__TASK PROMPT__
Would you reproduce the data below exactly, please, leaving out its images?

Data about app and page elements:
○ ○ ○ ○

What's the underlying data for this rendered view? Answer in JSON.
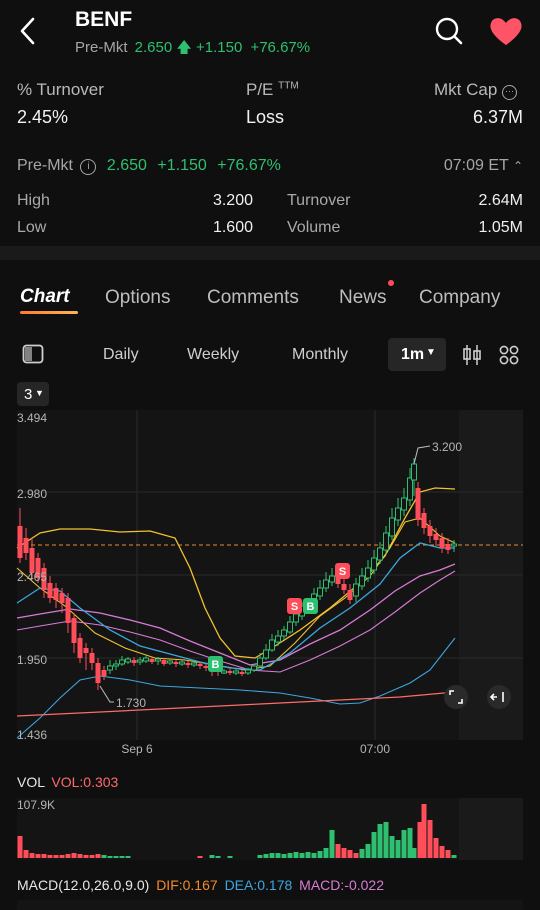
{
  "header": {
    "ticker": "BENF",
    "premkt_label": "Pre-Mkt",
    "premkt_price": "2.650",
    "premkt_change": "+1.150",
    "premkt_pct": "+76.67%"
  },
  "stats": {
    "turnover_pct_label": "% Turnover",
    "turnover_pct": "2.45%",
    "pe_label": "P/E",
    "pe_sup": "TTM",
    "pe_value": "Loss",
    "mktcap_label": "Mkt Cap",
    "mktcap_value": "6.37M"
  },
  "premarket": {
    "label": "Pre-Mkt",
    "price": "2.650",
    "change": "+1.150",
    "pct": "+76.67%",
    "time": "07:09 ET",
    "high_label": "High",
    "high": "3.200",
    "low_label": "Low",
    "low": "1.600",
    "turnover_label": "Turnover",
    "turnover": "2.64M",
    "volume_label": "Volume",
    "volume": "1.05M"
  },
  "tabs": [
    {
      "label": "Chart"
    },
    {
      "label": "Options"
    },
    {
      "label": "Comments"
    },
    {
      "label": "News"
    },
    {
      "label": "Company"
    }
  ],
  "periods": {
    "daily": "Daily",
    "weekly": "Weekly",
    "monthly": "Monthly",
    "selected": "1m"
  },
  "indicator_select": "3",
  "chart_labels": {
    "y_top": "3.494",
    "y_2": "2.980",
    "y_3": "2.465",
    "y_4": "1.950",
    "y_bottom": "1.436",
    "high_marker": "3.200",
    "low_marker": "1.730",
    "x_1": "Sep 6",
    "x_2": "07:00"
  },
  "vol": {
    "label": "VOL",
    "value_label": "VOL:0.303",
    "axis_max": "107.9K"
  },
  "macd": {
    "label": "MACD(12.0,26.0,9.0)",
    "dif": "DIF:0.167",
    "dea": "DEA:0.178",
    "macd": "MACD:-0.022"
  },
  "colors": {
    "up": "#2fbf71",
    "down": "#ff4d5a",
    "bg": "#0f0f0f",
    "chart_bg": "#141414",
    "heart": "#ff5468",
    "ma_yellow": "#f2c230",
    "ma_blue": "#3da6e0",
    "ma_pink": "#d77bd6",
    "ma_red": "#ff6b6b"
  }
}
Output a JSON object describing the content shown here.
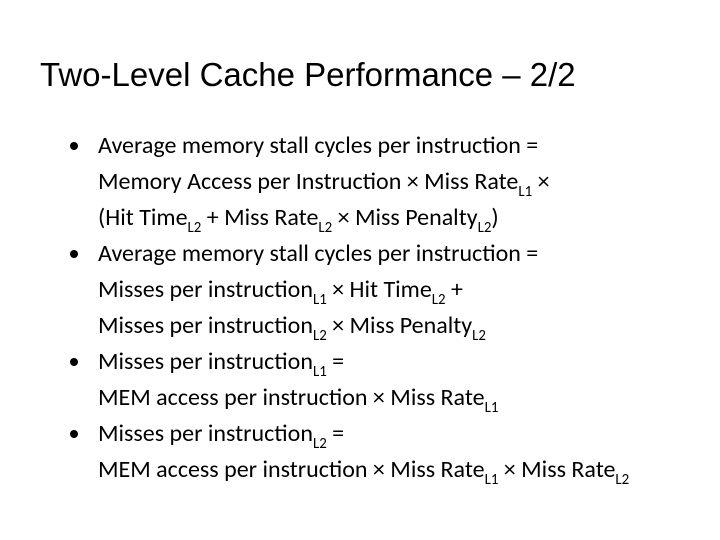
{
  "title": "Two-Level Cache Performance – 2/2",
  "bullets": [
    {
      "lead": "Average memory stall cycles per instruction =",
      "lines": [
        [
          {
            "t": "Memory Access per Instruction × Miss Rate"
          },
          {
            "t": "L1",
            "sub": true
          },
          {
            "t": " ×"
          }
        ],
        [
          {
            "t": "(Hit Time"
          },
          {
            "t": "L2",
            "sub": true
          },
          {
            "t": " + Miss Rate"
          },
          {
            "t": "L2",
            "sub": true
          },
          {
            "t": " × Miss Penalty"
          },
          {
            "t": "L2",
            "sub": true
          },
          {
            "t": ")"
          }
        ]
      ]
    },
    {
      "lead": "Average memory stall cycles per instruction =",
      "lines": [
        [
          {
            "t": "Misses per instruction"
          },
          {
            "t": "L1",
            "sub": true
          },
          {
            "t": " × Hit Time"
          },
          {
            "t": "L2",
            "sub": true
          },
          {
            "t": " +"
          }
        ],
        [
          {
            "t": "Misses per instruction"
          },
          {
            "t": "L2",
            "sub": true
          },
          {
            "t": " × Miss Penalty"
          },
          {
            "t": "L2",
            "sub": true
          }
        ]
      ]
    },
    {
      "lead_rich": [
        {
          "t": "Misses per instruction"
        },
        {
          "t": "L1",
          "sub": true
        },
        {
          "t": " ="
        }
      ],
      "lines": [
        [
          {
            "t": "MEM access per instruction × Miss Rate"
          },
          {
            "t": "L1",
            "sub": true
          }
        ]
      ]
    },
    {
      "lead_rich": [
        {
          "t": "Misses per instruction"
        },
        {
          "t": "L2",
          "sub": true
        },
        {
          "t": " ="
        }
      ],
      "lines": [
        [
          {
            "t": "MEM access per instruction × Miss Rate"
          },
          {
            "t": "L1",
            "sub": true
          },
          {
            "t": " × Miss Rate"
          },
          {
            "t": "L2",
            "sub": true
          }
        ]
      ]
    }
  ]
}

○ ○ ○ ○

__EXERCISE ANSWER__
What's the underlying data for this rendered view? Answer in JSON.
{
  "header": {
    "ticker": "BENF",
    "premkt_label": "Pre-Mkt",
    "premkt_price": "2.650",
    "premkt_change": "+1.150",
    "premkt_pct": "+76.67%"
  },
  "stats": {
    "turnover_pct_label": "% Turnover",
    "turnover_pct": "2.45%",
    "pe_label": "P/E",
    "pe_sup": "TTM",
    "pe_value": "Loss",
    "mktcap_label": "Mkt Cap",
    "mktcap_value": "6.37M"
  },
  "premarket": {
    "label": "Pre-Mkt",
    "price": "2.650",
    "change": "+1.150",
    "pct": "+76.67%",
    "time": "07:09 ET",
    "high_label": "High",
    "high": "3.200",
    "low_label": "Low",
    "low": "1.600",
    "turnover_label": "Turnover",
    "turnover": "2.64M",
    "volume_label": "Volume",
    "volume": "1.05M"
  },
  "tabs": [
    {
      "label": "Chart"
    },
    {
      "label": "Options"
    },
    {
      "label": "Comments"
    },
    {
      "label": "News"
    },
    {
      "label": "Company"
    }
  ],
  "periods": {
    "daily": "Daily",
    "weekly": "Weekly",
    "monthly": "Monthly",
    "selected": "1m"
  },
  "indicator_select": "3",
  "chart_labels": {
    "y_top": "3.494",
    "y_2": "2.980",
    "y_3": "2.465",
    "y_4": "1.950",
    "y_bottom": "1.436",
    "high_marker": "3.200",
    "low_marker": "1.730",
    "x_1": "Sep 6",
    "x_2": "07:00"
  },
  "vol": {
    "label": "VOL",
    "value_label": "VOL:0.303",
    "axis_max": "107.9K"
  },
  "macd": {
    "label": "MACD(12.0,26.0,9.0)",
    "dif": "DIF:0.167",
    "dea": "DEA:0.178",
    "macd": "MACD:-0.022"
  },
  "colors": {
    "up": "#2fbf71",
    "down": "#ff4d5a",
    "bg": "#0f0f0f",
    "chart_bg": "#141414",
    "heart": "#ff5468",
    "ma_yellow": "#f2c230",
    "ma_blue": "#3da6e0",
    "ma_pink": "#d77bd6",
    "ma_red": "#ff6b6b"
  }
}
Output a JSON object describing the content shown here.
{
  "title": "Two-Level Cache Performance – 2/2",
  "bullets": [
    {
      "lead": "Average memory stall cycles per instruction =",
      "lines": [
        [
          {
            "t": "Memory Access per Instruction × Miss Rate"
          },
          {
            "t": "L1",
            "sub": true
          },
          {
            "t": " ×"
          }
        ],
        [
          {
            "t": "(Hit Time"
          },
          {
            "t": "L2",
            "sub": true
          },
          {
            "t": " + Miss Rate"
          },
          {
            "t": "L2",
            "sub": true
          },
          {
            "t": " × Miss Penalty"
          },
          {
            "t": "L2",
            "sub": true
          },
          {
            "t": ")"
          }
        ]
      ]
    },
    {
      "lead": "Average memory stall cycles per instruction =",
      "lines": [
        [
          {
            "t": "Misses per instruction"
          },
          {
            "t": "L1",
            "sub": true
          },
          {
            "t": " × Hit Time"
          },
          {
            "t": "L2",
            "sub": true
          },
          {
            "t": " +"
          }
        ],
        [
          {
            "t": "Misses per instruction"
          },
          {
            "t": "L2",
            "sub": true
          },
          {
            "t": " × Miss Penalty"
          },
          {
            "t": "L2",
            "sub": true
          }
        ]
      ]
    },
    {
      "lead_rich": [
        {
          "t": "Misses per instruction"
        },
        {
          "t": "L1",
          "sub": true
        },
        {
          "t": " ="
        }
      ],
      "lines": [
        [
          {
            "t": "MEM access per instruction × Miss Rate"
          },
          {
            "t": "L1",
            "sub": true
          }
        ]
      ]
    },
    {
      "lead_rich": [
        {
          "t": "Misses per instruction"
        },
        {
          "t": "L2",
          "sub": true
        },
        {
          "t": " ="
        }
      ],
      "lines": [
        [
          {
            "t": "MEM access per instruction × Miss Rate"
          },
          {
            "t": "L1",
            "sub": true
          },
          {
            "t": " × Miss Rate"
          },
          {
            "t": "L2",
            "sub": true
          }
        ]
      ]
    }
  ]
}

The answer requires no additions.